Facing a fiery challenge

January 1, 2015 / News

Circlip manufacturing facility where the SCADA system was being upgraded

Traceability technologies and processes are vital but so too are
the communications solutions you deploy to make them work.   

Phil Howard of Instrumentation Systems & Services and Eamonn
Walsh of Brainboxes explain  


Traceability has always
been a primary concern to manufacturers but its importance is ever-increasing with
the globalization of supply chains, stricter government regulations, continuous
efforts to streamline costs, and
the need to provide fast, detailed proof of process information. Being able to track and trace all the conditions in the
manufacturing process and tag that information to production batches and
shipments gives customers a greater level of confidence.


This is especially
important with parts such as circlips – the c-shaped fasteners fitted to shafts
to prevent lateral movement of components. They are commonly used to prevent
things sliding off and although the retaining metal rings are obviously very
low cost, their quality is paramount. For example, a circlip located in the
middle of a £2000 gearbox in a £75,000 truck needs to be reliable otherwise its
failure could cause a very costly problem.


One of the key pieces of
data about the circlip which needs to be controlled and recorded is its temperature
profile during manufacturing process. This is usually achieved by discrete temperature
controllers near to the furnace which in the past were checked regularly by
staff on the production line. It is now increasingly important to capture a much
more detailed profile and attach that data to the particular batch of circlips.


Supervisory control and
data acquisition (SCADA) systems can now be used to collate and store all the
temperature profile data that customers are looking for including when the
temperature has strayed outside a pre-defined band and other critical
information such as feed rates, work order numbers and operator comments.

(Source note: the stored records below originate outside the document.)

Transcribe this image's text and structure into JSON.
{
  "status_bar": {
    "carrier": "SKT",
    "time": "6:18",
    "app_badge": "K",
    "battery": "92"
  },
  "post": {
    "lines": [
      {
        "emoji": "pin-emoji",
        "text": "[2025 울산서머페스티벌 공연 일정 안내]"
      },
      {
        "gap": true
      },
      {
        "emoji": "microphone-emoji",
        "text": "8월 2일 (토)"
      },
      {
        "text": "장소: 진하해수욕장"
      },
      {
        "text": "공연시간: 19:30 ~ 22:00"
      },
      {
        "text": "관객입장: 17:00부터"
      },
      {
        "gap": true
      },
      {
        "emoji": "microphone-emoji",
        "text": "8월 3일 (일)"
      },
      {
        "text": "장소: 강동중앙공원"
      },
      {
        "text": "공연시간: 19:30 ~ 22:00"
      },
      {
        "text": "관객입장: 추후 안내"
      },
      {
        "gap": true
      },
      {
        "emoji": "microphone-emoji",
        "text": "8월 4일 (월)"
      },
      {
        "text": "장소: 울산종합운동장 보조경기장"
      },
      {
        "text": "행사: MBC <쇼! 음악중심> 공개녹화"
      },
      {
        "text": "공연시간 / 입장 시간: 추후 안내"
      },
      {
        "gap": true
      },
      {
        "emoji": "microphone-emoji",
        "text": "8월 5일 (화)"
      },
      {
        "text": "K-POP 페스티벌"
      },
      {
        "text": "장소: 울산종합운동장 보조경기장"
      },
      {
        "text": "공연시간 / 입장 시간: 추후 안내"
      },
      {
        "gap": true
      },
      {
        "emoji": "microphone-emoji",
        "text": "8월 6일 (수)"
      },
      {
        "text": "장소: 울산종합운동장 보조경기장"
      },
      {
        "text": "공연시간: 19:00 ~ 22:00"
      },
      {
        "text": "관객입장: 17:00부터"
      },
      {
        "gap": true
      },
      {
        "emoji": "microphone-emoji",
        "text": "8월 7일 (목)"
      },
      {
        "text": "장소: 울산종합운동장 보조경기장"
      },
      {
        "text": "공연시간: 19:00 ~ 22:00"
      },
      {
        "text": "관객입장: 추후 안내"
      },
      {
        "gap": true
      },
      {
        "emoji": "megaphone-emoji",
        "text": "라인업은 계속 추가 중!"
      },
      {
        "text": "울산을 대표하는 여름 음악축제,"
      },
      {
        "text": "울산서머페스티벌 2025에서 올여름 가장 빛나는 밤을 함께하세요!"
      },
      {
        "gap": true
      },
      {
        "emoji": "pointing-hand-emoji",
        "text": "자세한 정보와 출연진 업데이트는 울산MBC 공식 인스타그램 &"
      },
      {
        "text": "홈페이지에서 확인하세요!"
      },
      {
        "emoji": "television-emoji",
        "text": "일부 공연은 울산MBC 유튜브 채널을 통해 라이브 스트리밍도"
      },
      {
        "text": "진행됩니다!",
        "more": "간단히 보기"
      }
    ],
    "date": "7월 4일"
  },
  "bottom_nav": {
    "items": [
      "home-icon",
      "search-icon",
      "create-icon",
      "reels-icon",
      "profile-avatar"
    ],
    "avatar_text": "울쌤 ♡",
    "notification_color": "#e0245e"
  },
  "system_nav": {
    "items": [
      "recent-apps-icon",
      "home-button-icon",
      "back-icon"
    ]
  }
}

Now the quality systems
require that customers can see that the heat treatment of the product is
tracked all the way through the process with the graphs for the temperatures
and, vitally important, no alarms triggered for the batch.


Manufacturing circlips
involves a number of complex processes. From the feeders that ensure consistent
flow rates to multi-zone furnaces, oil or salt quenching, phosphating and
rinsing. This means there can be a double-digit number of controllers on each
furnace line. Typically, there would be multiple production lines and many other
standalone processes. A central SCADA controller would have real time links to
all these controllers in their hostile environments.

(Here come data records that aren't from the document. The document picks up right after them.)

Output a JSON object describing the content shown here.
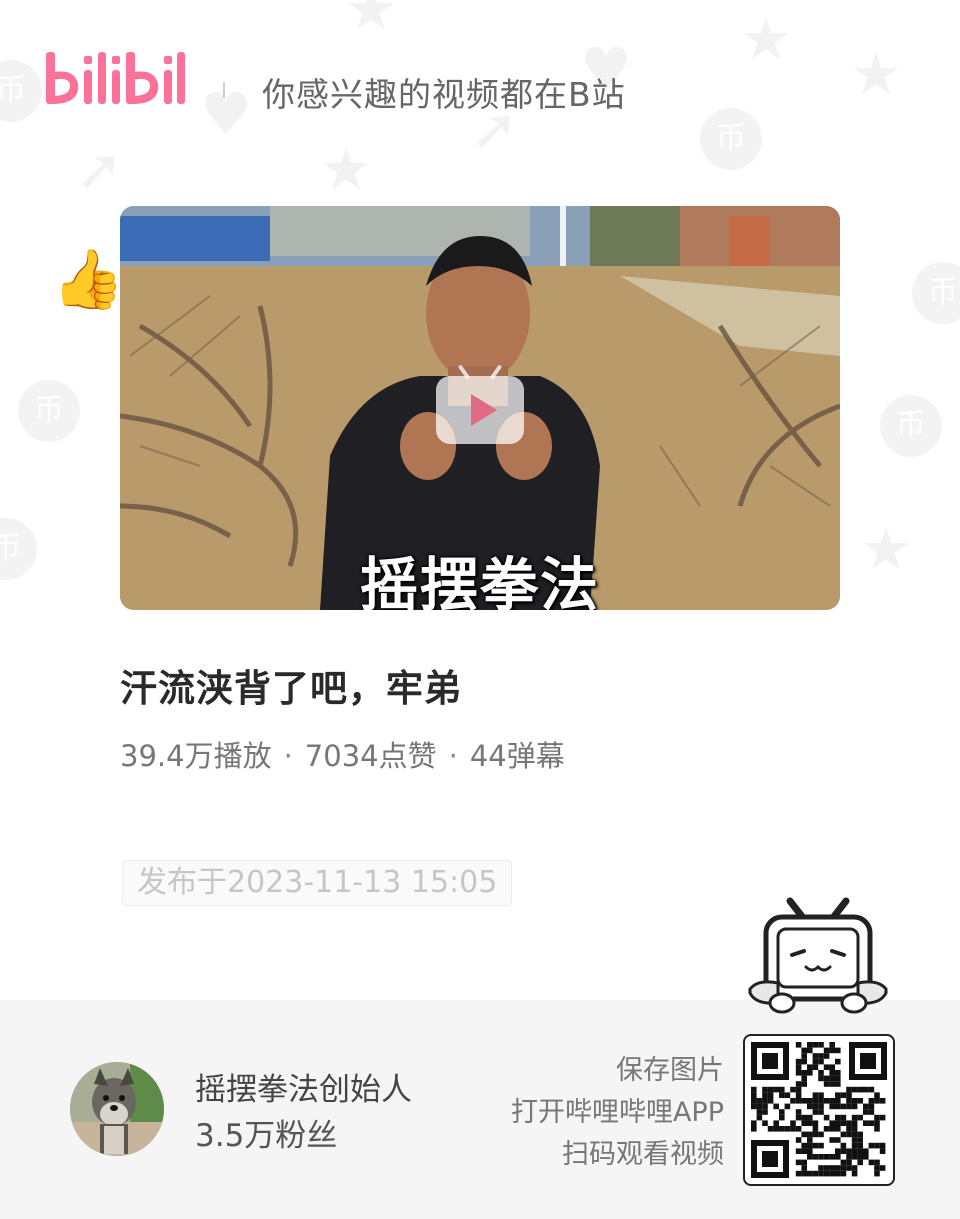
{
  "header": {
    "logo_text": "bilibili",
    "slogan": "你感兴趣的视频都在B站"
  },
  "video": {
    "thumbnail_caption": "摇摆拳法",
    "title": "汗流浃背了吧，牢弟",
    "stats": {
      "plays": "39.4万播放",
      "likes": "7034点赞",
      "danmaku": "44弹幕",
      "separator": "·"
    },
    "published": "发布于2023-11-13 15:05"
  },
  "uploader": {
    "name": "摇摆拳法创始人",
    "fans": "3.5万粉丝"
  },
  "share": {
    "line1": "保存图片",
    "line2": "打开哔哩哔哩APP",
    "line3": "扫码观看视频"
  },
  "colors": {
    "brand_pink": "#fb7299",
    "footer_bg": "#f5f5f5"
  },
  "icons": [
    "play-icon",
    "qr-code",
    "tv-mascot-icon"
  ]
}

In one particular circlip
manufacturing facility where the SCADA system was being upgraded there was also
a need to replace communications hardware that was experiencing failures due to
age. The prevalent technology at the initial time of installation was multiple
RS-232 ports each with an isolating RS-232 to RS-485 converter and involved all
the associated ‘cable spaghetti’.

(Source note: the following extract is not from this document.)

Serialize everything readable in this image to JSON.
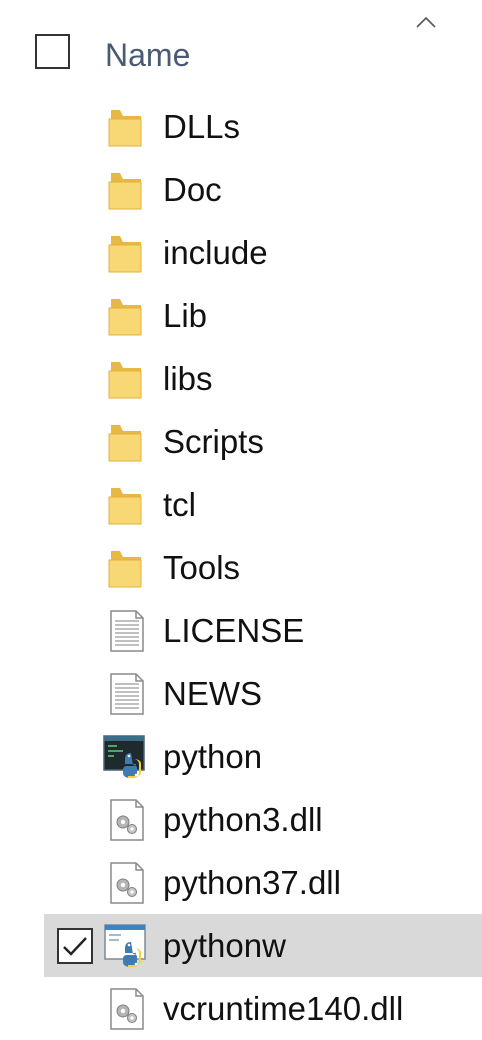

Using the Brainboxes
ES-571 Ethernet to RS-485 converters allowed the reduction of cabling from 16
RS-232 ports down to a single Ethernet cable. This solution not only simplified
the installation, but increased reliability and allowed far greater flexibility in
positioning the SCADA computer in relation to the communications equipment.


The new improved SCADA system
engineered by ISS and using Prodigy software developed by Tascomp soon proved
its worth to such an extent that the client requested it should be integrated
into the annealing area of the factory. This wasn’t a major obstacle either financially
or logistically because the ES-571 enabled use of the existing Ethernet
infrastructure. This meant there was no need for any additional installation
costs or expensive cabling work to worry about.





Using the fully isolated
RS-485 offered by the ES-571 completely rules out any possibility of interference
having any impact on the validity of the data being collected.


The inclusion of a
Brainboxes SW-005 four-port switch and standby ES-571 means that in the
unlikely event of a failure, communication can be restored with the absolute
minimum of downtime. All Brainboxes Ethernet to Serial devices in its industrial
range are suitable for an operating temperature range of -30ºC to +80ºC. This
was a key reason why Brainboxes equipment was selected because the original
equipment had begun to experience many heat related failures.


Brainboxes’ systems are
designed and built in the UK which is another important benefit when it comes
to service support. If something doesn’t work, it is essential to know why and
get it fixed as quickly as possible. Getting to speak instantly to the people
that designed the equipment – such as the ES-571 module – is priceless. And as
a result, the hardware commissioning took just one day.




The new SCADA system was
able to show that the control of the furnace temperatures could be improved to
a much tighter +/-1º. This has reduced the quantity of alarms generated and
also highlighted other areas of quality improvement such as overfeeding of


The new SCADA system also allows
more people to be aware in real time of operations happening on the factory
floor. The SCADA software emails everybody on a distribution list with a list
of alarms in the last 24 hours and emails supervisors if an unaccepted alarm
has been triggered for more than 30 minutes. A new touchscreen PC on the
factory floor also allows the operators to easily access the data in the SCADA


All of this allows production to run more efficiently. It
provides the end customers with proof of process reports in the greatest
possible detail and management information to further improve efficiencies and


View the ES-571